Thursday, February 22, 2024
32.0°F

When you hear that next summer’s drought will be a repeat of 2023 for Flathead Lake and to get used to it - don’t believe them

by Dan Benesch
| December 6, 2023 12:00 AM


It wasn’t hard to see that Northwestern Montana experienced unique and serious drought conditions last summer. And it has been convenient to blame the weather cycle on the lack of water for irrigation, the thousands of boats left on their trailers, the plumes of dangerous algae growing in the Lake, and the dozens of marinas and lake-oriented businesses negatively impacted during their money-making season. 

But 2023’s outcome didn’t have to be this way.

You have likely read advice from local sources that it is best if we all learn to adapt to a new normal regarding the fluctuation of the Flathead River Basin and Flathead Lake. 

Well, the National Organization to Save Flathead Lake (NOSFL - www.fillthelake.com) takes issue with what you have read. This organization is a non-partisan, nonprofit foundation that has been involved since the mid-80s. Their mission has been and is to balance the needs of the various stakeholders in the Flathead watershed. It has reactivated itself this year to represent those who were impacted by the low water levels in Flathead Lake. 

NOSFL can demonstrate that had the management of the SKQ dam (Energy Keepers) implemented the thoughtfully engineered 390-page DROUGHT MANAGEMENT PLAN, built specifically for the (then) Kerr Dam for drought situations and published by the Bureau of Indian affairs, Lake Levels would have been down by 12 inches not 24 to 36 inches.

The more important question is if we experience another Spring and Summer in 2024 like 2023, will it be managed differently? No one has yet to answer that question. You should demand that question get answered by the people who can make that happen.

You have read that Congressman Zinke has proposed legislation to require a different outcome. This Bill deals specifically with more water to fill the lake. Rember, this summer, the powers that be, would not release more water to help with levels in Flathead Lake.

But there is another critical part of the formula.

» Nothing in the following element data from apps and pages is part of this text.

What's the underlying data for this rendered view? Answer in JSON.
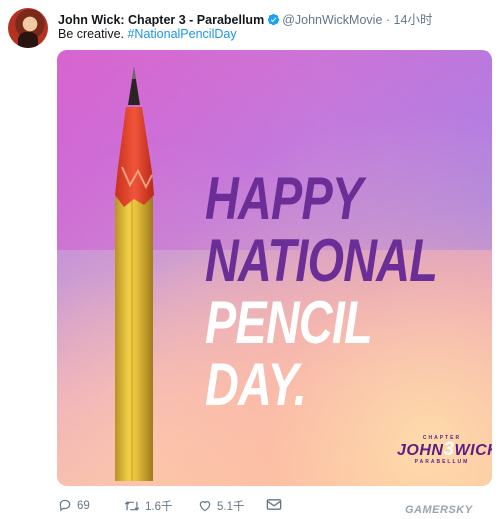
{
  "tweet": {
    "author_name": "John Wick: Chapter 3 - Parabellum",
    "handle": "@JohnWickMovie",
    "separator": "·",
    "time": "14小时",
    "text_plain": "Be creative. ",
    "hashtag": "#NationalPencilDay"
  },
  "media": {
    "headline_line1": "HAPPY",
    "headline_line2": "NATIONAL",
    "headline_line3": "PENCIL DAY.",
    "logo_top": "CHAPTER",
    "logo_john": "JOHN",
    "logo_number": "3",
    "logo_wick": "WICK",
    "logo_bottom": "PARABELLUM"
  },
  "actions": {
    "replies": "69",
    "retweets": "1.6千",
    "likes": "5.1千"
  },
  "watermark": "GAMERSKY",
  "colors": {
    "verified": "#1da1f2",
    "hashtag": "#1b95e0",
    "headline_purple": "#6b2d96",
    "pencil_yellow": "#e8c23a",
    "pencil_tip_red": "#e8452a"
  },
  "icons": [
    "verified-badge-icon",
    "reply-icon",
    "retweet-icon",
    "like-icon",
    "envelope-icon"
  ]
}
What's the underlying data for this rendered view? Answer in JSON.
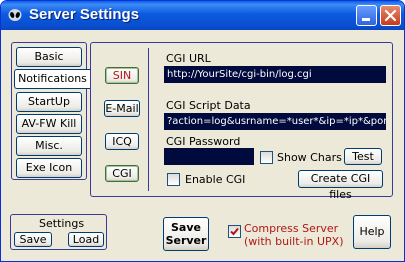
{
  "window": {
    "title": "Server Settings"
  },
  "nav": {
    "items": [
      "Basic",
      "Notifications",
      "StartUp",
      "AV-FW Kill",
      "Misc.",
      "Exe Icon"
    ]
  },
  "subtabs": [
    "SIN",
    "E-Mail",
    "ICQ",
    "CGI"
  ],
  "cgi": {
    "url_label": "CGI URL",
    "url_value": "http://YourSite/cgi-bin/log.cgi",
    "script_label": "CGI Script Data",
    "script_value": "?action=log&usrname=*user*&ip=*ip*&port=*p",
    "password_label": "CGI Password",
    "password_value": "",
    "show_chars_label": "Show Chars",
    "test_label": "Test",
    "enable_label": "Enable CGI",
    "create_files_label": "Create CGI files"
  },
  "settings": {
    "title": "Settings",
    "save_label": "Save",
    "load_label": "Load"
  },
  "save_server": {
    "line1": "Save",
    "line2": "Server"
  },
  "compress": {
    "line1": "Compress Server",
    "line2": "(with built-in UPX)",
    "checked": true,
    "color": "#b01818"
  },
  "help_label": "Help"
}
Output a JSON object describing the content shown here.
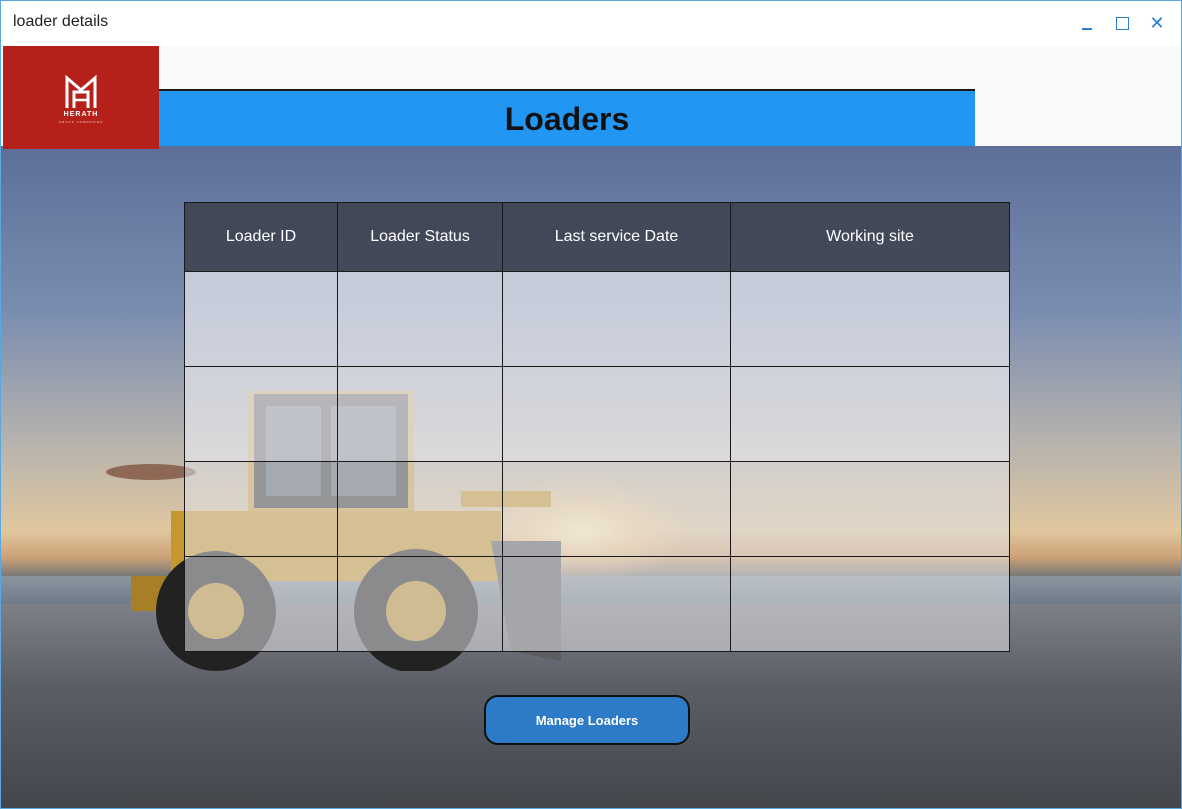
{
  "window": {
    "title": "loader details"
  },
  "logo": {
    "text": "HERATH",
    "subtext": "GROUP COMPANIES"
  },
  "header": {
    "title": "Loaders"
  },
  "table": {
    "columns": [
      "Loader ID",
      "Loader Status",
      "Last service Date",
      "Working site"
    ],
    "rows": [
      [
        "",
        "",
        "",
        ""
      ],
      [
        "",
        "",
        "",
        ""
      ],
      [
        "",
        "",
        "",
        ""
      ],
      [
        "",
        "",
        "",
        ""
      ]
    ]
  },
  "actions": {
    "manage_label": "Manage Loaders"
  },
  "colors": {
    "header_bar": "#2196f3",
    "logo_bg": "#b5201a",
    "button": "#2d7bc7",
    "table_header": "#3e4452"
  }
}
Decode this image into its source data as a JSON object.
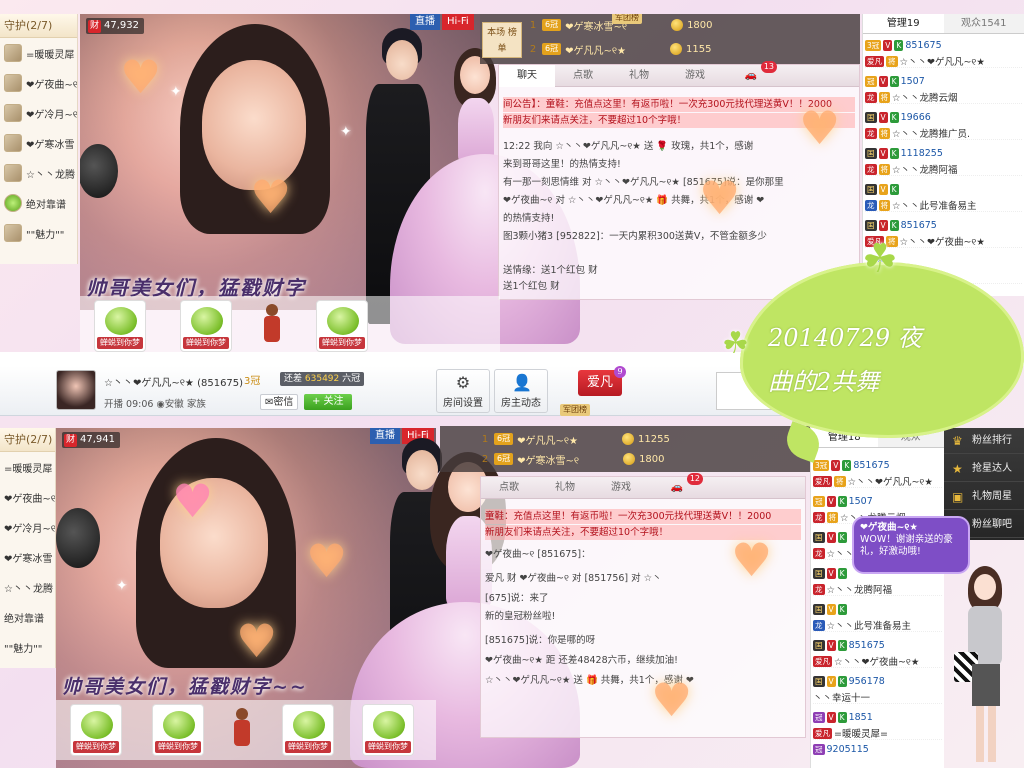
{
  "top": {
    "guard_title": "守护(2/7)",
    "guard_items": [
      "=暖暖灵犀",
      "❤ゲ夜曲~୧",
      "❤ゲ冷月~୧",
      "❤ゲ寒冰雪",
      "☆丶丶龙腾",
      "绝对靠谱",
      "\"\"魅力\"\""
    ],
    "wealth_count": "47,932",
    "zhibo": "直播",
    "hifi": "Hi-Fi",
    "rank_box": "本场\n榜单",
    "rank_rows": [
      {
        "num": "1",
        "name": "❤ゲ寒冰雪~୧",
        "value": "1800"
      },
      {
        "num": "2",
        "name": "❤ゲ凡凡~୧★",
        "value": "1155"
      }
    ],
    "top_name_badge": "军团榜",
    "tabs": [
      "聊天",
      "点歌",
      "礼物",
      "游戏",
      ""
    ],
    "tabs_badge": "13",
    "chat": [
      {
        "kind": "notice",
        "text": "间公告】：童鞋：充值点这里！有返币啦！一次充300元找代理送黄V！！2000"
      },
      {
        "kind": "notice",
        "text": "新朋友们来请点关注，不要超过10个字哦！"
      },
      {
        "kind": "normal",
        "text": "12:22 我向 ☆丶丶❤ゲ凡凡~୧★ 送 🌹 玫瑰，共1个，感谢"
      },
      {
        "kind": "normal",
        "text": "来到哥哥这里！的热情支持!"
      },
      {
        "kind": "normal",
        "text": "有一那一刻思情维 对 ☆丶丶❤ゲ凡凡~୧★ [851675]说：是你那里"
      },
      {
        "kind": "normal",
        "text": "❤ゲ夜曲~୧ 对 ☆丶丶❤ゲ凡凡~୧★ 🎁 共舞，共1个，感谢 ❤"
      },
      {
        "kind": "normal",
        "text": "的热情支持!"
      },
      {
        "kind": "normal",
        "text": "图3颗小猪3 [952822]：一天内累积300送黄V，不管金额多少"
      },
      {
        "kind": "normal",
        "text": ""
      },
      {
        "kind": "normal",
        "text": "送情缘：送1个红包 财"
      },
      {
        "kind": "normal",
        "text": "送1个红包 财"
      }
    ],
    "users_tabs": [
      "管理19",
      "观众1541"
    ],
    "users": [
      {
        "l1": "851675",
        "l2": "☆丶丶❤ゲ凡凡~୧★"
      },
      {
        "l1": "1507",
        "l2": "☆丶丶龙腾云烟"
      },
      {
        "l1": "19666",
        "l2": "☆丶丶龙腾推广员."
      },
      {
        "l1": "1118255",
        "l2": "☆丶丶龙腾阿福"
      },
      {
        "l1": "",
        "l2": "☆丶丶此号准备易主"
      },
      {
        "l1": "851675",
        "l2": "☆丶丶❤ゲ夜曲~୧★"
      },
      {
        "l1": "178",
        "l2": ""
      }
    ],
    "caption": "帅哥美女们，猛戳财字"
  },
  "overlay": {
    "speech_line1": "20140729 夜",
    "speech_line2": "曲的2共舞"
  },
  "bottom": {
    "streamer_name": "☆丶丶❤ゲ凡凡~୧★ (851675)",
    "level": "3",
    "need_label": "还差",
    "need_value": "635492",
    "need_unit": "六冠",
    "start_label": "开播",
    "start_time": "09:06",
    "location": "安徽",
    "family_label": "家族",
    "msg_btn": "密信",
    "follow_btn": "+ 关注",
    "room_settings": "房间设置",
    "host_news": "房主动态",
    "logo_text": "爱凡",
    "logo_level": "9",
    "army_badge": "军团榜",
    "guard_title": "守护(2/7)",
    "guard_items": [
      "=暖暖灵犀",
      "❤ゲ夜曲~୧",
      "❤ゲ冷月~୧",
      "❤ゲ寒冰雪",
      "☆丶丶龙腾",
      "绝对靠谱",
      "\"\"魅力\"\""
    ],
    "wealth_count": "47,941",
    "zhibo": "直播",
    "hifi": "Hi-Fi",
    "rank_rows": [
      {
        "num": "1",
        "name": "❤ゲ凡凡~୧★",
        "value": "11255"
      },
      {
        "num": "2",
        "name": "❤ゲ寒冰雪~୧",
        "value": "1800"
      }
    ],
    "tabs": [
      "点歌",
      "礼物",
      "游戏",
      ""
    ],
    "tabs_badge": "12",
    "chat": [
      {
        "kind": "notice",
        "text": "童鞋：充值点这里！有返币啦！一次充300元找代理送黄V！！2000"
      },
      {
        "kind": "notice",
        "text": "新朋友们来请点关注，不要超过10个字哦！"
      },
      {
        "kind": "normal",
        "text": "❤ゲ夜曲~୧ [851675]："
      },
      {
        "kind": "normal",
        "text": "爱凡 财 ❤ゲ夜曲~୧ 对 [851756] 对 ☆丶"
      },
      {
        "kind": "normal",
        "text": "[675]说：来了"
      },
      {
        "kind": "normal",
        "text": "新的皇冠粉丝啦!"
      },
      {
        "kind": "normal",
        "text": "[851675]说：你是哪的呀"
      },
      {
        "kind": "normal",
        "text": "❤ゲ夜曲~୧★ 距 还差48428六币，继续加油!"
      },
      {
        "kind": "normal",
        "text": "☆丶丶❤ゲ凡凡~୧★ 送 🎁 共舞，共1个，感谢 ❤"
      }
    ],
    "users_tabs": [
      "管理18",
      "观众"
    ],
    "users": [
      {
        "l1": "851675",
        "l2": "☆丶丶❤ゲ凡凡~୧★"
      },
      {
        "l1": "1507",
        "l2": "☆丶丶龙腾云烟"
      },
      {
        "l1": "",
        "l2": "☆丶丶龙腾推广员"
      },
      {
        "l1": "",
        "l2": "☆丶丶龙腾阿福"
      },
      {
        "l1": "",
        "l2": "☆丶丶此号准备易主"
      },
      {
        "l1": "851675",
        "l2": "☆丶丶❤ゲ夜曲~୧★"
      },
      {
        "l1": "956178",
        "l2": "丶丶幸运十一"
      },
      {
        "l1": "1851",
        "l2": "=暖暖灵犀="
      },
      {
        "l1": "9205115",
        "l2": ""
      }
    ],
    "bubble_title": "❤ゲ夜曲~୧★",
    "bubble_text": "WOW！谢谢亲送的豪礼，好激动哦!",
    "side_menu": [
      "粉丝排行",
      "抢星达人",
      "礼物周星",
      "粉丝聊吧"
    ],
    "caption": "帅哥美女们，猛戳财字~~"
  },
  "colors": {
    "accent_red": "#d8262c",
    "accent_green": "#3aa11e",
    "speech_green": "#bfe563"
  }
}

That is to ensure that the outflows at the south end of the lake are managed with drought conditions in mind. And the persons to ensure that gets done is first: the Secretary of the Interior who needs to approve the Drought Management Plan of 2010, built by the Bureau of Indian Affairs and a committee of other stakeholders. And second: the operators of the dam in Polson must call for the implementation of the Drought Plan, as soon as it is warranted. Otherwise, the massive private and commercial damage done to the NW Montana economy will repeat itself.

NOSFL is working with all stakeholders to create a well-informed community and a win-win solution for everyone. Visit their website. Support them. Get educated on the TRUTH about what influences the Lake level. Write to your local, state, and national legislators. Demand that the DROUGHT MANAGEMENT PLAN dated March of 2010 for the (then) Kerr Hydroelectric Project be implemented.


— Dan Benesch

Lakeside